*** Information provided Section Begins ***

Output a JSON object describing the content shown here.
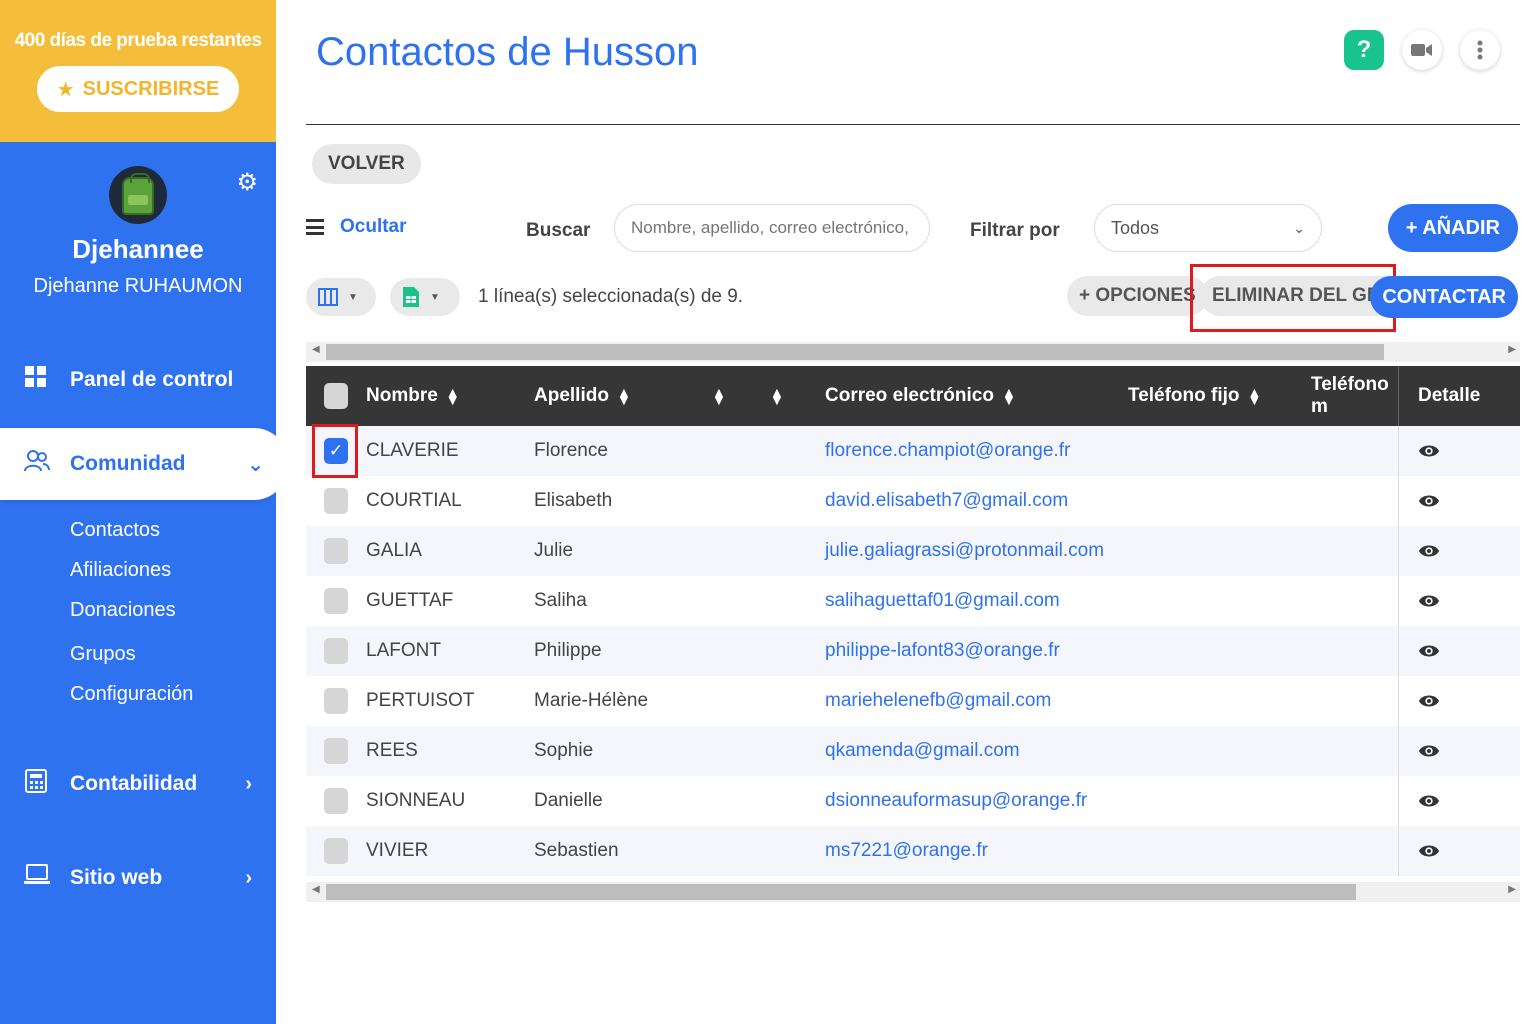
{
  "trial": {
    "text": "400 días de prueba restantes",
    "subscribe_label": "SUSCRIBIRSE"
  },
  "profile": {
    "name": "Djehannee",
    "full_name": "Djehanne RUHAUMON"
  },
  "nav": {
    "dashboard": "Panel de control",
    "community": "Comunidad",
    "community_sub": [
      "Contactos",
      "Afiliaciones",
      "Donaciones",
      "Grupos",
      "Configuración"
    ],
    "accounting": "Contabilidad",
    "website": "Sitio web"
  },
  "header": {
    "title": "Contactos de Husson"
  },
  "back_label": "VOLVER",
  "toolbar": {
    "hide_label": "Ocultar",
    "search_label": "Buscar",
    "search_placeholder": "Nombre, apellido, correo electrónico, ...",
    "filter_label": "Filtrar por",
    "filter_value": "Todos",
    "add_label": "+ AÑADIR"
  },
  "actions": {
    "selection_text": "1 línea(s) seleccionada(s) de 9.",
    "options_label": "+ OPCIONES",
    "remove_label": "ELIMINAR DEL GRUPO",
    "contact_label": "CONTACTAR"
  },
  "table": {
    "headers": {
      "first_name": "Nombre",
      "last_name": "Apellido",
      "email": "Correo electrónico",
      "phone": "Teléfono fijo",
      "mobile": "Teléfono m",
      "detail": "Detalle"
    },
    "rows": [
      {
        "checked": true,
        "name": "CLAVERIE",
        "surname": "Florence",
        "email": "florence.champiot@orange.fr"
      },
      {
        "checked": false,
        "name": "COURTIAL",
        "surname": "Elisabeth",
        "email": "david.elisabeth7@gmail.com"
      },
      {
        "checked": false,
        "name": "GALIA",
        "surname": "Julie",
        "email": "julie.galiagrassi@protonmail.com"
      },
      {
        "checked": false,
        "name": "GUETTAF",
        "surname": "Saliha",
        "email": "salihaguettaf01@gmail.com"
      },
      {
        "checked": false,
        "name": "LAFONT",
        "surname": "Philippe",
        "email": "philippe-lafont83@orange.fr"
      },
      {
        "checked": false,
        "name": "PERTUISOT",
        "surname": "Marie-Hélène",
        "email": "mariehelenefb@gmail.com"
      },
      {
        "checked": false,
        "name": "REES",
        "surname": "Sophie",
        "email": "qkamenda@gmail.com"
      },
      {
        "checked": false,
        "name": "SIONNEAU",
        "surname": "Danielle",
        "email": "dsionneauformasup@orange.fr"
      },
      {
        "checked": false,
        "name": "VIVIER",
        "surname": "Sebastien",
        "email": "ms7221@orange.fr"
      }
    ]
  },
  "colors": {
    "primary": "#2f72f0",
    "trial": "#f5be3a",
    "highlight": "#e01a1a",
    "header_bg": "#363636",
    "help": "#19c38e"
  }
}
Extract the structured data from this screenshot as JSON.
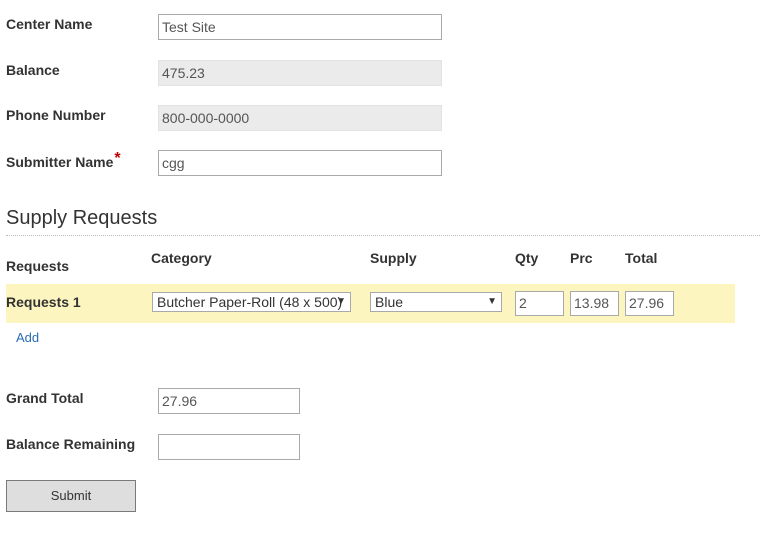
{
  "form": {
    "center_name": {
      "label": "Center Name",
      "value": "Test Site"
    },
    "balance": {
      "label": "Balance",
      "value": "475.23"
    },
    "phone_number": {
      "label": "Phone Number",
      "value": "800-000-0000"
    },
    "submitter_name": {
      "label": "Submitter Name",
      "required_mark": "*",
      "value": "cgg"
    }
  },
  "supply_requests": {
    "title": "Supply Requests",
    "headers": {
      "requests": "Requests",
      "category": "Category",
      "supply": "Supply",
      "qty": "Qty",
      "prc": "Prc",
      "total": "Total"
    },
    "rows": [
      {
        "label": "Requests 1",
        "category": "Butcher Paper-Roll (48 x 500)",
        "supply": "Blue",
        "qty": "2",
        "prc": "13.98",
        "total": "27.96"
      }
    ],
    "add_label": "Add"
  },
  "totals": {
    "grand_total": {
      "label": "Grand Total",
      "value": "27.96"
    },
    "balance_remaining": {
      "label": "Balance Remaining",
      "value": ""
    }
  },
  "submit_label": "Submit",
  "colors": {
    "highlight_row": "#fcf5c0",
    "link": "#2a6db5",
    "required": "#c00000"
  }
}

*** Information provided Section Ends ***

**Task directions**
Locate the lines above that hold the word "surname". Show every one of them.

**Answer box**
        "surname": "Florence",
        "surname": "Elisabeth",
        "surname": "Julie",
        "surname": "Saliha",
        "surname": "Philippe",
        "surname": "Marie-Hélène",
        "surname": "Sophie",
        "surname": "Danielle",
        "surname": "Sebastien",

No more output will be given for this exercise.